## What you have to do
Scan the listing below for the word "Type" and copy every line where it occurs.

## Task material
==================================================

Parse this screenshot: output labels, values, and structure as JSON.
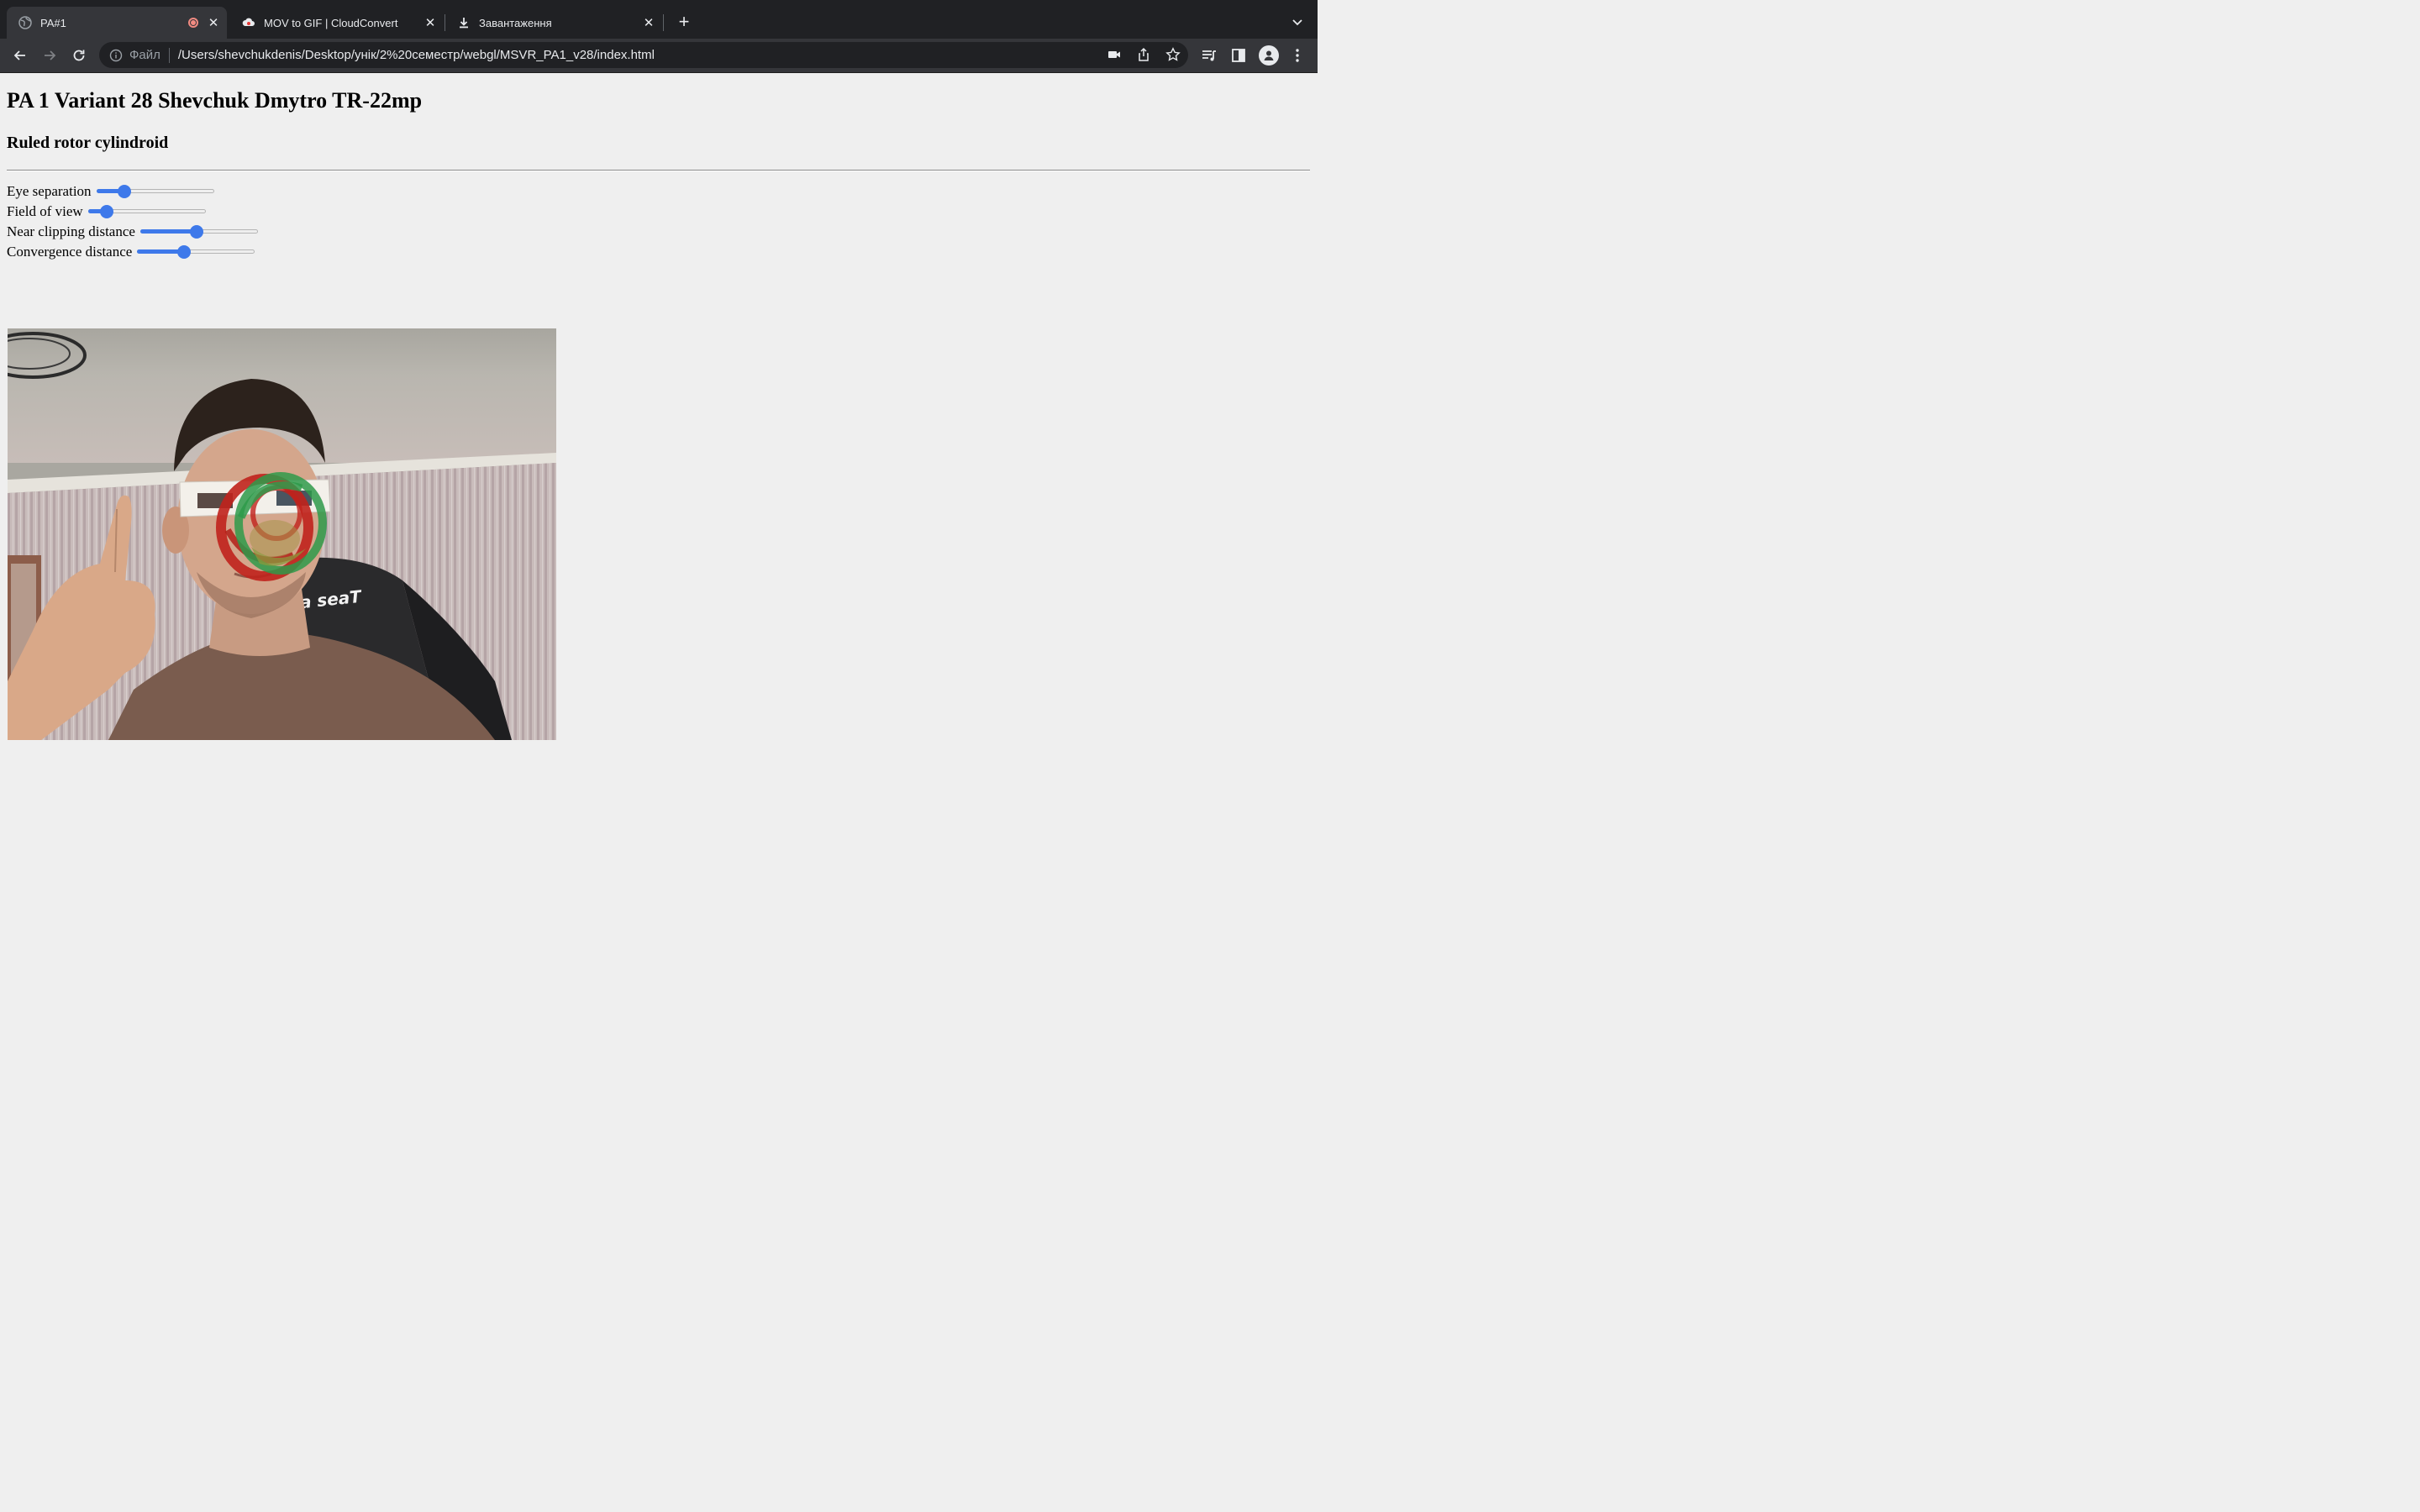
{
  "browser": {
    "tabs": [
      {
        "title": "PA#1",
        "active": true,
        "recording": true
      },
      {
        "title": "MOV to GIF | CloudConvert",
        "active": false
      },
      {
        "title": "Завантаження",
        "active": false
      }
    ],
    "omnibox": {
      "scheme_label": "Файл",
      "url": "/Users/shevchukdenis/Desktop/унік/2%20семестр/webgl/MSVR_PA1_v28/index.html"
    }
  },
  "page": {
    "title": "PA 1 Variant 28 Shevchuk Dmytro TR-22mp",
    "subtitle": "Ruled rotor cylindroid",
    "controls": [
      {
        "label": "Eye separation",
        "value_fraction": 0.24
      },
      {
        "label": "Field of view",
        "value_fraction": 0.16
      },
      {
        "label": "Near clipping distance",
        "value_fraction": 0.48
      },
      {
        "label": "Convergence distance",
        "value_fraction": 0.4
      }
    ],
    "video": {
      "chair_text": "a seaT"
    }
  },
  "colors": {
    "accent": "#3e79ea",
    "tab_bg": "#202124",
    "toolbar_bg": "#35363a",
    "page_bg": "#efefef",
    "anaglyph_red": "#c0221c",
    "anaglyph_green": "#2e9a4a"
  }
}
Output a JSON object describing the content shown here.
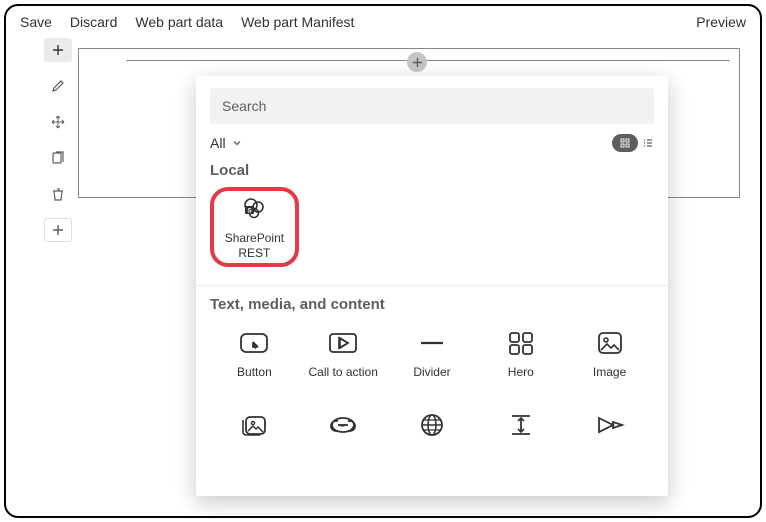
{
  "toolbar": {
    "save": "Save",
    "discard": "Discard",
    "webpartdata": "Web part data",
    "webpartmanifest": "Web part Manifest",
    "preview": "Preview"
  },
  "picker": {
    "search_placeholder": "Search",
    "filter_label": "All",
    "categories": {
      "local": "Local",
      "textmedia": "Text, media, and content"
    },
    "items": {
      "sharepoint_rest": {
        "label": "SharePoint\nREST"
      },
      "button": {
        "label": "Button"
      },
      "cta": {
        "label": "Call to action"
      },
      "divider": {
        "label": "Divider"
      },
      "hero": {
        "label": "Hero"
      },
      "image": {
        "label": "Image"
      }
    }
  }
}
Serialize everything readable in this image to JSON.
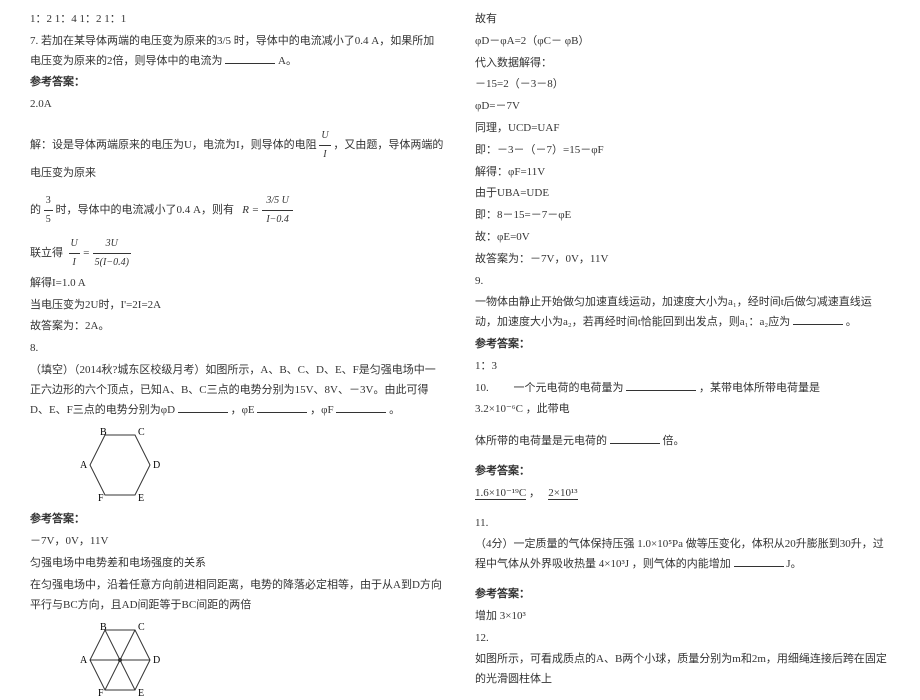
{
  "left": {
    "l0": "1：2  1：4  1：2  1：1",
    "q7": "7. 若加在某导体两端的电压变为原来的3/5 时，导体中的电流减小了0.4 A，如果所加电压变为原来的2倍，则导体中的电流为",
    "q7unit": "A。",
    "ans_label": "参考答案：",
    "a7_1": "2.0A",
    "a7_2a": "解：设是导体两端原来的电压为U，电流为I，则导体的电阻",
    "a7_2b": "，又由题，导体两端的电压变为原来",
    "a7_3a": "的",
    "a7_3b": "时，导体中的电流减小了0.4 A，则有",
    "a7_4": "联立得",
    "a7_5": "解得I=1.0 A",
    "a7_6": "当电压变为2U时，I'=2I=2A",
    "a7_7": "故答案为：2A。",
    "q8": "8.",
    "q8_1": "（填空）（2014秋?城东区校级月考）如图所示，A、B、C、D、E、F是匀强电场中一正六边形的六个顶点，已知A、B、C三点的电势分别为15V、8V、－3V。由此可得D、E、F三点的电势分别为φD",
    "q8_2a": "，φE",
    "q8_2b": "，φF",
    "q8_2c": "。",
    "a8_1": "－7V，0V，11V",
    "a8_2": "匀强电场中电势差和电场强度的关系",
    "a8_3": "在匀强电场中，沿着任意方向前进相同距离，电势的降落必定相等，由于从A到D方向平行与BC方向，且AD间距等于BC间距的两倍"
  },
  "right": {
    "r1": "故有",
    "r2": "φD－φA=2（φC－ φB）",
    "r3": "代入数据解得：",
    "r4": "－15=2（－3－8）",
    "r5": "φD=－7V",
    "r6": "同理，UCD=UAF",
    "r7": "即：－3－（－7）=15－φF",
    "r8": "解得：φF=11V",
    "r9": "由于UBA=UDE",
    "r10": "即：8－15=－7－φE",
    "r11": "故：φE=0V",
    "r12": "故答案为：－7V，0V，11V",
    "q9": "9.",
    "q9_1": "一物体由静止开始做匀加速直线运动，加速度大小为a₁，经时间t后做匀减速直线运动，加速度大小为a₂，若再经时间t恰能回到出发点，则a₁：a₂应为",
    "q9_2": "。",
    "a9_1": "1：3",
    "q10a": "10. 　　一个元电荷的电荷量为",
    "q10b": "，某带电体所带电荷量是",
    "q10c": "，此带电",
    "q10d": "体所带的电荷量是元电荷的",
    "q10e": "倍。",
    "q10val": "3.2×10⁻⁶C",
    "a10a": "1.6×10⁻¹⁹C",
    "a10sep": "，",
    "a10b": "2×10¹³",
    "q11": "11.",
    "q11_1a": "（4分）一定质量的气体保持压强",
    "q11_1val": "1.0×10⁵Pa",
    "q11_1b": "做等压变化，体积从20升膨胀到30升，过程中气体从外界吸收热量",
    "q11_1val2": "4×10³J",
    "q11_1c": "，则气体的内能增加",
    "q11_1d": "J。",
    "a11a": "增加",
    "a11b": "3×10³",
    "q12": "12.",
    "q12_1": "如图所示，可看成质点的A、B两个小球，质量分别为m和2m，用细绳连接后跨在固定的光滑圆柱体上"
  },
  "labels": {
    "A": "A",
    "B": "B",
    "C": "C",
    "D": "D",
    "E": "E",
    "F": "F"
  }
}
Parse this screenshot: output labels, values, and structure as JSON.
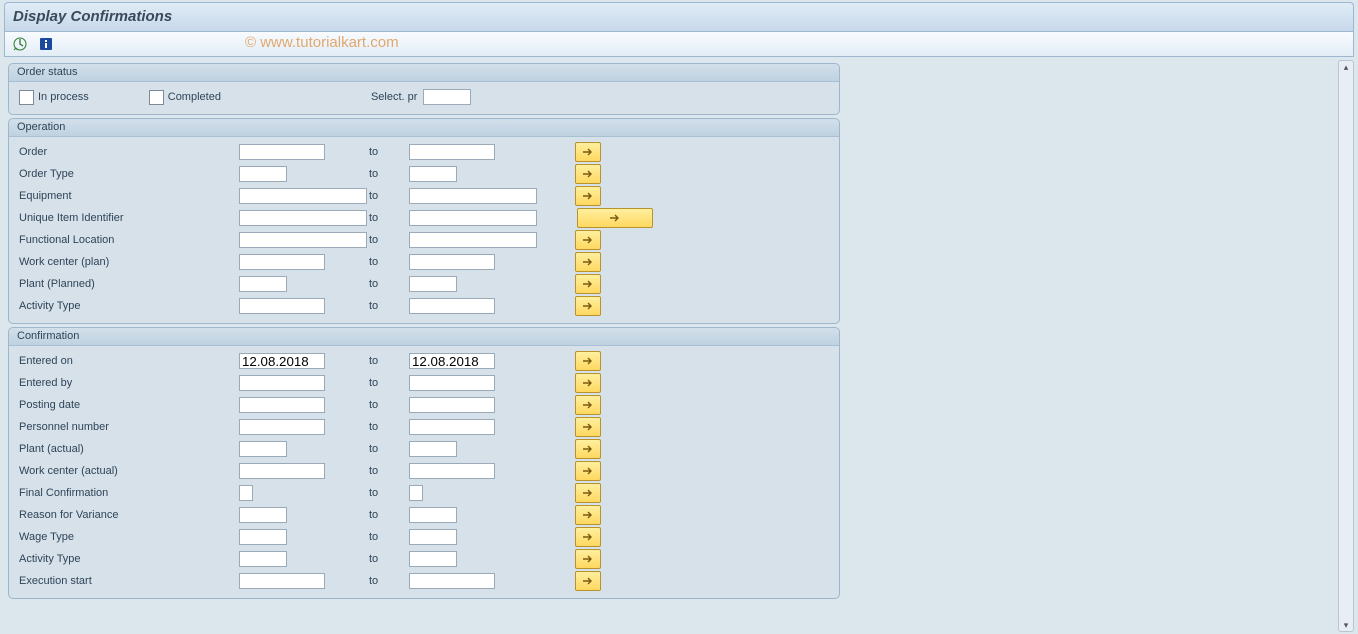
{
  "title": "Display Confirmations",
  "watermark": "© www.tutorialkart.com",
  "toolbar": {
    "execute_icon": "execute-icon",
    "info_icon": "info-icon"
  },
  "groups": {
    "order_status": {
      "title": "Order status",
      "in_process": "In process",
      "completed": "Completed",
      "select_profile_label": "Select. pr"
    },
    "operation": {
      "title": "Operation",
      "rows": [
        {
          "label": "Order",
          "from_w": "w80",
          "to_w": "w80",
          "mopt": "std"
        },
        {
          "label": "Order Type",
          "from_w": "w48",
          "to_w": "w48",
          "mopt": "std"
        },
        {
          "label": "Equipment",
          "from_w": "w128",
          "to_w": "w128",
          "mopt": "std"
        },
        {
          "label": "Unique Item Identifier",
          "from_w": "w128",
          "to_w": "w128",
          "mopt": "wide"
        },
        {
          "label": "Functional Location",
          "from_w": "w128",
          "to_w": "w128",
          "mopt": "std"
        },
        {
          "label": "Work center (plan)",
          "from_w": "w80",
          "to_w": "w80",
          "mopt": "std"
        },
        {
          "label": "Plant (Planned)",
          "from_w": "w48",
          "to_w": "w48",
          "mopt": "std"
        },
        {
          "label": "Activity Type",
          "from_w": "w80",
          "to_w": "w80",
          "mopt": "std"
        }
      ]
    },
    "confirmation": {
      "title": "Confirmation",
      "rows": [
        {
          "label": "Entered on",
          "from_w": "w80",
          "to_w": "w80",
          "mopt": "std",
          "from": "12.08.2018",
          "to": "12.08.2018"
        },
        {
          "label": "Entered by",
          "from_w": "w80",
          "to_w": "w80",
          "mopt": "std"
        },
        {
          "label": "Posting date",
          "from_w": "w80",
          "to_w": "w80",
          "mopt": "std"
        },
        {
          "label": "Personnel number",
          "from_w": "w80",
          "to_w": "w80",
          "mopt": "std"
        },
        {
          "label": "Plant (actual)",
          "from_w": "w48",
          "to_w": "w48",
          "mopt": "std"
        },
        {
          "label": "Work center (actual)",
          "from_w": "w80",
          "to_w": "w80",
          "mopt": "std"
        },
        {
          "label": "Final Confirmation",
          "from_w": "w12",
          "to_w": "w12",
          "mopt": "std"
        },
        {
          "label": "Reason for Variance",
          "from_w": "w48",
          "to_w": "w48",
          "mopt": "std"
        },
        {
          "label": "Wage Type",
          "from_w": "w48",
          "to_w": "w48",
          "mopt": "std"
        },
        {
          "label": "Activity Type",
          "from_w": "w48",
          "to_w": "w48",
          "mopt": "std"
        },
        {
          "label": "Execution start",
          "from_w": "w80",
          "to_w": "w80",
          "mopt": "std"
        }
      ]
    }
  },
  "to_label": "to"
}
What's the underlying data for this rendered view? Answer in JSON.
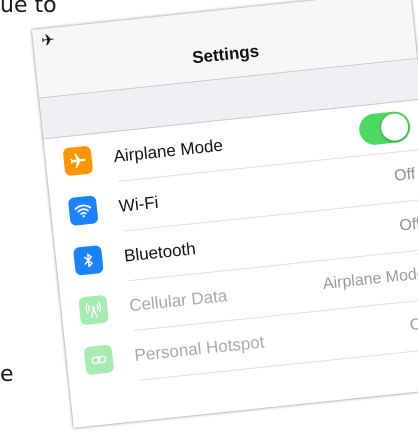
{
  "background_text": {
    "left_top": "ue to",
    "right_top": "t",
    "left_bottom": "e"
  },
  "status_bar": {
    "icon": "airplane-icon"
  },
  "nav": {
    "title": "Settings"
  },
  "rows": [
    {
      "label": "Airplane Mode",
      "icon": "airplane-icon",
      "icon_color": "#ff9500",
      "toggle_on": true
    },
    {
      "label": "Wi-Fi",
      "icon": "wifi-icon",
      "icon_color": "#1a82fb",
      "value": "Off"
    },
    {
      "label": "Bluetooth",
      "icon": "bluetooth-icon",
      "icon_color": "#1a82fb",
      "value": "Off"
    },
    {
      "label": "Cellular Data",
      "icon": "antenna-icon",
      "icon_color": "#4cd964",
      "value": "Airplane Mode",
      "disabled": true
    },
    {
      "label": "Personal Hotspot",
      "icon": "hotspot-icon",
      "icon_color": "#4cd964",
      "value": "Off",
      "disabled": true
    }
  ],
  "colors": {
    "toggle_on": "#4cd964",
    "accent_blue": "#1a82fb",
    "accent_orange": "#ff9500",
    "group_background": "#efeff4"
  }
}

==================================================

## Your solution
          "label": "Order Type",
          "label": "Activity Type",
          "label": "Wage Type",
          "label": "Activity Type",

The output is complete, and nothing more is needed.